Brexitmay just be a smokescreen for JSCVTB Bank as it considers relocating its London-based Europeanheadquarters, according to analysts.
The Russian bank's deputy chairman and CFO, Herbert Moos,told the Financial Times that,following the U.K.'s decision to leave the EU, VTB is scaling back its business in the British capital andconsidering other locations for its European base, including Vienna — where thelender has a subholding that operates its Austrian, French and German units —and Frankfurt.
A VTB spokesperson told S&P Global Market Intelligenceby email that, while the bank does not intend to close its U.K.-based business,"VTB will be adjusting its activities in London" because of Britain'svote to leave the EU and might relocate "depend[ing] on how Brexitunfolds."
Several major international banks have hinted that they willmove large numbers of staff out of London because of Brexit, but VTB — which is61%-owned by the Russian state and employs several hundred people in theBritish capital — is the first to publicly state its intention to do so.The lender runs a number of key operations from London, including complianceand anti-money laundering teams, while its wealth management arm also has apresence there.
Yet according to Christopher Weafer, co-founder ofMoscow-based consultancy Macro Advisory, a lack of IPOs and debt issuance viaLondon due to sanctions against Russia are a more likely motive than Brexit forVTB scaling back operations in Britain.
The EU imposed economic sanctions against Russia in July2014 in response to the military invasion of Ukraine. These also restrictcertain Russian banks' access to debt in EU financial markets. Thishas resulted in a dearth of deals for VTB to work on, Weafer said.
"Their business plans have been completely destroyed bysanctions," he told S&P Global Market Intelligence. "There havenot been any IPOs since 2014. They don't see the possibility of making money inLondon in the next couple of years."
The proposal to relocate may also be a reaction to what VTBperceives to be excessive policing of its activities in the U.K., Weafer said. "Therehas been a high level of scrutiny from the Bank of England. It's looking a lotmore closely at any Russian-related business as a result of sanctions andDeutsche Bank AG."

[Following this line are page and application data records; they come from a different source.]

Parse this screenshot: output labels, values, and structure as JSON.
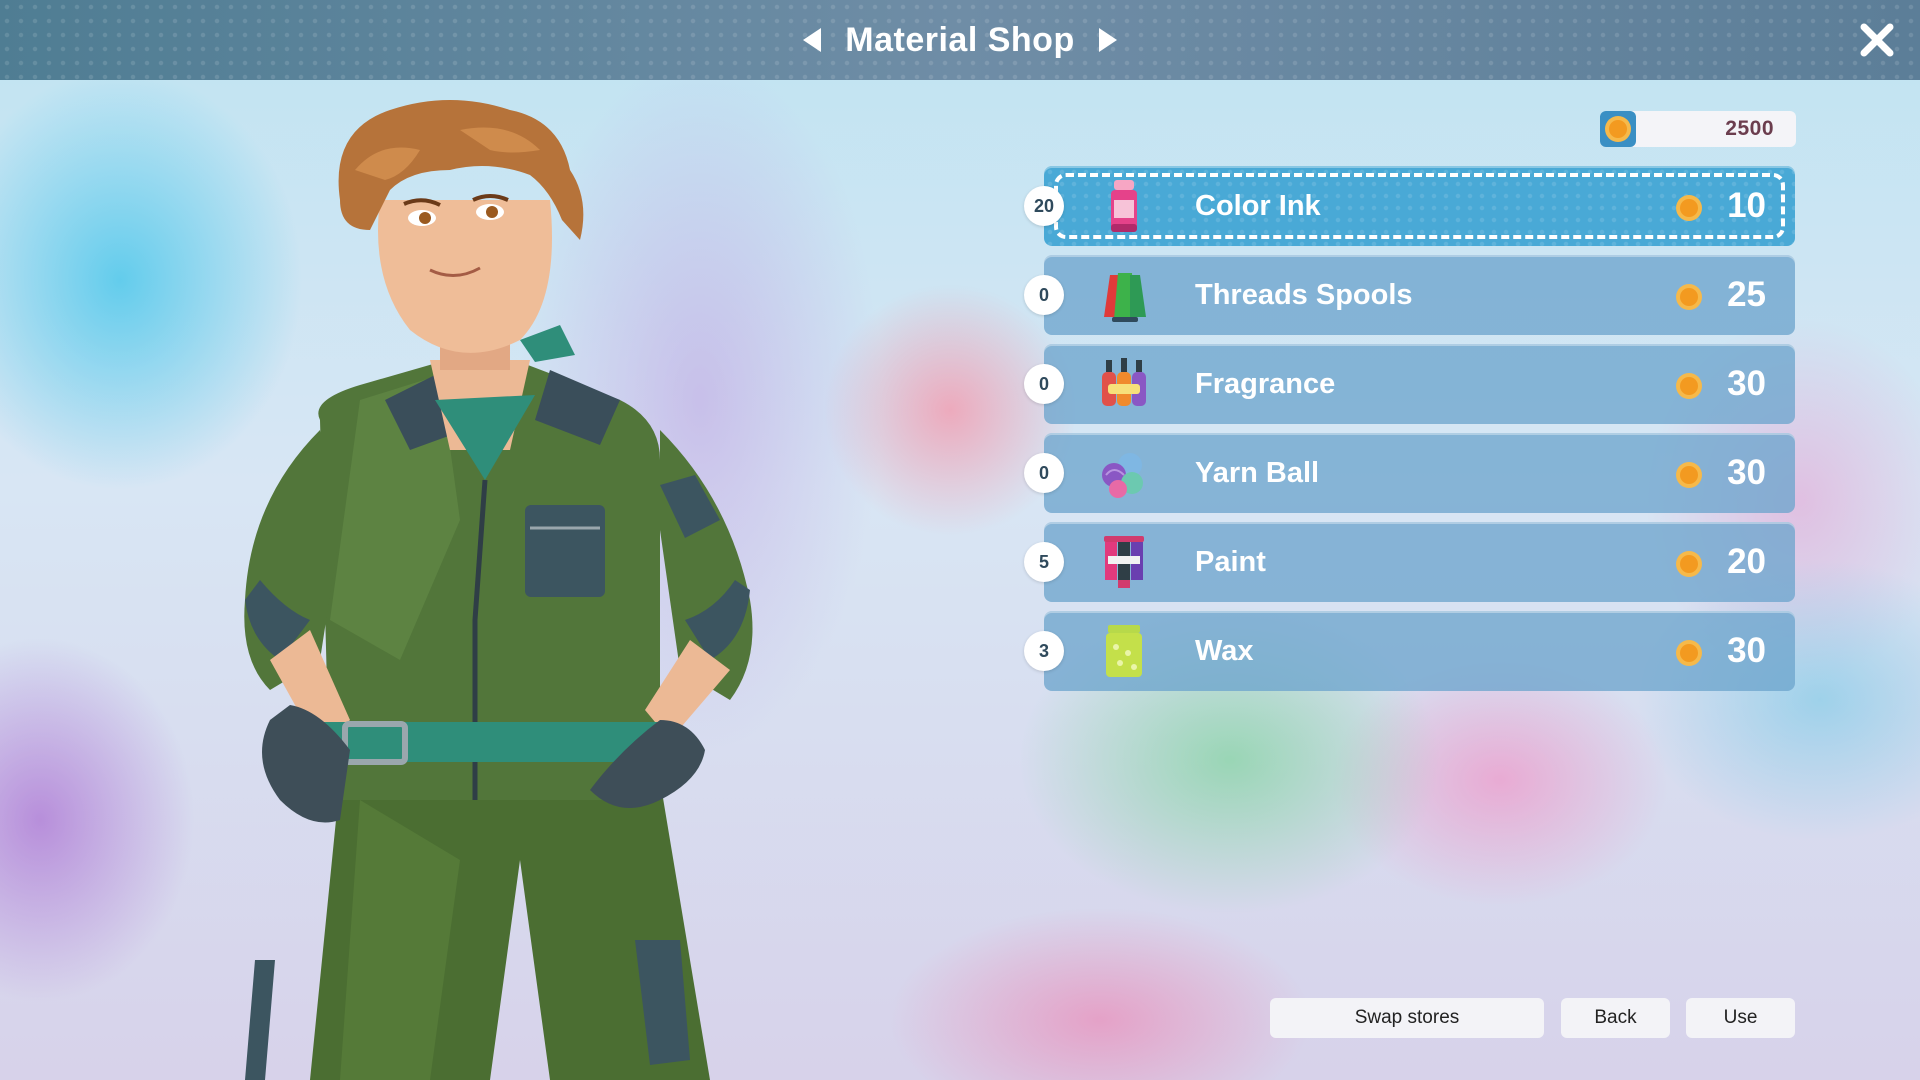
{
  "header": {
    "title": "Material Shop"
  },
  "wallet": {
    "coins": "2500"
  },
  "items": [
    {
      "quantity": "20",
      "name": "Color Ink",
      "price": "10",
      "icon": "color-ink-bottle-icon",
      "selected": true
    },
    {
      "quantity": "0",
      "name": "Threads Spools",
      "price": "25",
      "icon": "thread-spools-icon",
      "selected": false
    },
    {
      "quantity": "0",
      "name": "Fragrance",
      "price": "30",
      "icon": "fragrance-bottles-icon",
      "selected": false
    },
    {
      "quantity": "0",
      "name": "Yarn Ball",
      "price": "30",
      "icon": "yarn-ball-icon",
      "selected": false
    },
    {
      "quantity": "5",
      "name": "Paint",
      "price": "20",
      "icon": "paint-tubes-icon",
      "selected": false
    },
    {
      "quantity": "3",
      "name": "Wax",
      "price": "30",
      "icon": "wax-jar-icon",
      "selected": false
    }
  ],
  "buttons": {
    "swap": "Swap stores",
    "back": "Back",
    "use": "Use"
  },
  "colors": {
    "topbar": "#5f86a0",
    "row": "#6ea5cd",
    "row_selected": "#49a9d6",
    "coin": "#f4a52e",
    "balance_text": "#6b3d4e"
  }
}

In December 2015, the German lender said suspicious tradesat its Russian unit amounted to as much as $10 billion, and in March, the U.K.'s Financial ConductAuthority criticizedthe bank for "systemic" failure in trying to prevent money laundering.
Moving VTB's European headquarters out of London would be a"logical" step prompted by both Brexit and sanctions, a Moscow-basedanalyst told S&P Global Market Intelligence, speaking on condition ofanonymity.

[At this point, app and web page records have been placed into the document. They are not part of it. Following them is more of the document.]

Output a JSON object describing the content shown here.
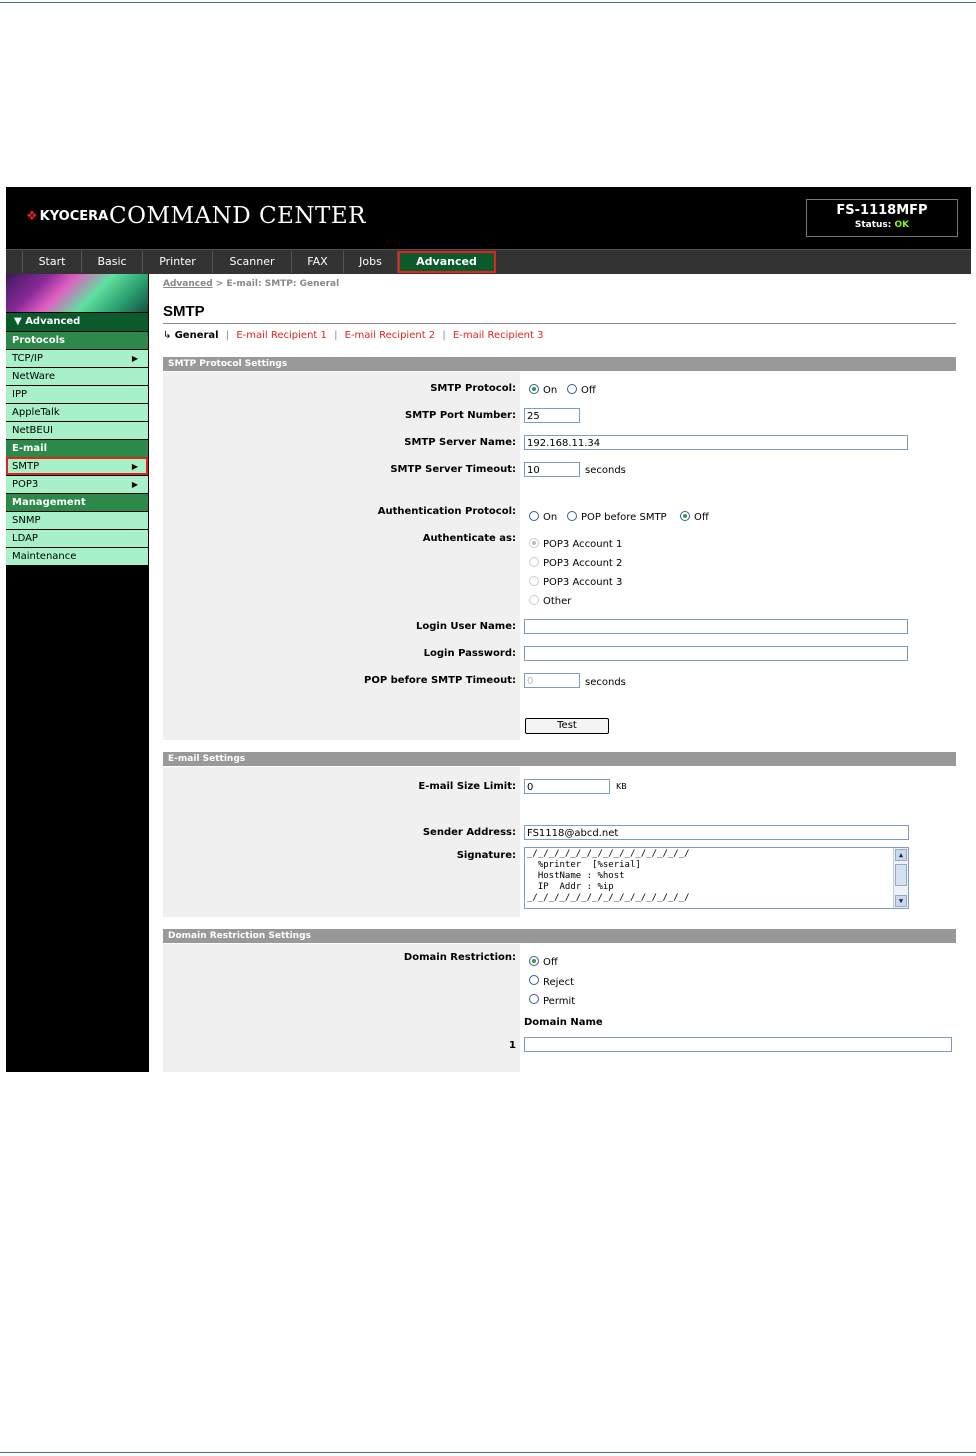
{
  "header": {
    "logo_text": "KYOCERA",
    "app_title": "COMMAND CENTER",
    "model": "FS-1118MFP",
    "status_label": "Status:",
    "status_value": "OK"
  },
  "tabs": [
    {
      "label": "Start"
    },
    {
      "label": "Basic"
    },
    {
      "label": "Printer"
    },
    {
      "label": "Scanner"
    },
    {
      "label": "FAX"
    },
    {
      "label": "Jobs"
    },
    {
      "label": "Advanced"
    }
  ],
  "sidebar": {
    "section_title": "Advanced",
    "groups": [
      {
        "heading": "Protocols",
        "items": [
          "TCP/IP",
          "NetWare",
          "IPP",
          "AppleTalk",
          "NetBEUI"
        ]
      },
      {
        "heading": "E-mail",
        "items": [
          "SMTP",
          "POP3"
        ]
      },
      {
        "heading": "Management",
        "items": [
          "SNMP",
          "LDAP",
          "Maintenance"
        ]
      }
    ]
  },
  "breadcrumb": {
    "root": "Advanced",
    "separator": ">",
    "current": "E-mail: SMTP: General"
  },
  "page_title": "SMTP",
  "subnav": {
    "current": "General",
    "links": [
      "E-mail Recipient 1",
      "E-mail Recipient 2",
      "E-mail Recipient 3"
    ],
    "separator": "|"
  },
  "smtp_section": {
    "title": "SMTP Protocol Settings",
    "protocol_label": "SMTP Protocol:",
    "protocol_on": "On",
    "protocol_off": "Off",
    "port_label": "SMTP Port Number:",
    "port_value": "25",
    "server_label": "SMTP Server Name:",
    "server_value": "192.168.11.34",
    "timeout_label": "SMTP Server Timeout:",
    "timeout_value": "10",
    "timeout_unit": "seconds",
    "auth_label": "Authentication Protocol:",
    "auth_on": "On",
    "auth_pop": "POP before SMTP",
    "auth_off": "Off",
    "authas_label": "Authenticate as:",
    "authas_options": [
      "POP3 Account 1",
      "POP3 Account 2",
      "POP3 Account 3",
      "Other"
    ],
    "login_user_label": "Login User Name:",
    "login_user_value": "",
    "login_pass_label": "Login Password:",
    "login_pass_value": "",
    "pop_timeout_label": "POP before SMTP Timeout:",
    "pop_timeout_value": "0",
    "pop_timeout_unit": "seconds",
    "test_button": "Test"
  },
  "email_section": {
    "title": "E-mail Settings",
    "size_label": "E-mail Size Limit:",
    "size_value": "0",
    "size_unit": "KB",
    "sender_label": "Sender Address:",
    "sender_value": "FS1118@abcd.net",
    "signature_label": "Signature:",
    "signature_lines": [
      "_/_/_/_/_/_/_/_/_/_/_/_/_/_/_/",
      "  %printer  [%serial]",
      "  HostName : %host",
      "  IP  Addr : %ip",
      "_/_/_/_/_/_/_/_/_/_/_/_/_/_/_/"
    ]
  },
  "domain_section": {
    "title": "Domain Restriction Settings",
    "restriction_label": "Domain Restriction:",
    "options": [
      "Off",
      "Reject",
      "Permit"
    ],
    "domain_name_heading": "Domain Name",
    "row_number": "1",
    "row_value": ""
  },
  "colors": {
    "brand_red": "#e2231a",
    "active_tab": "#0a5a2c",
    "menu_item": "#a8f0c8",
    "menu_heading": "#2b8a4a",
    "status_ok": "#7cfc00"
  }
}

"The wealth management business is a big reason for VTBto be in London, but Brexit may make it less attractive a market for wealthyRussian clients," he said. "However, I don't think Brexit is the realreason for this announcement. It's created a reason to take a look at theLondon operation. I've not seen the figures, but this seems to be a loss-makingbusiness."
This is not the first time that VTB has spoken of scalingdown its London presence. In November 2014, CEO Andrey Kostin voicedhis displeasure with the London Stock Exchange's position on sanctions and saidhe was considering a delisting.
Moos' announcement comes justmonths after two other Russian banks, PAO Sberbank of Russia and AOGazprombank, were reportedly preparing to their respective London-basedinvestment banking activities.
VTB's spokesperson told S&P Global Market Intelligencethat the decision on the location of the company's European headquarters"is being carefully considered and will be confirmed as part of ourstrategy for 2019."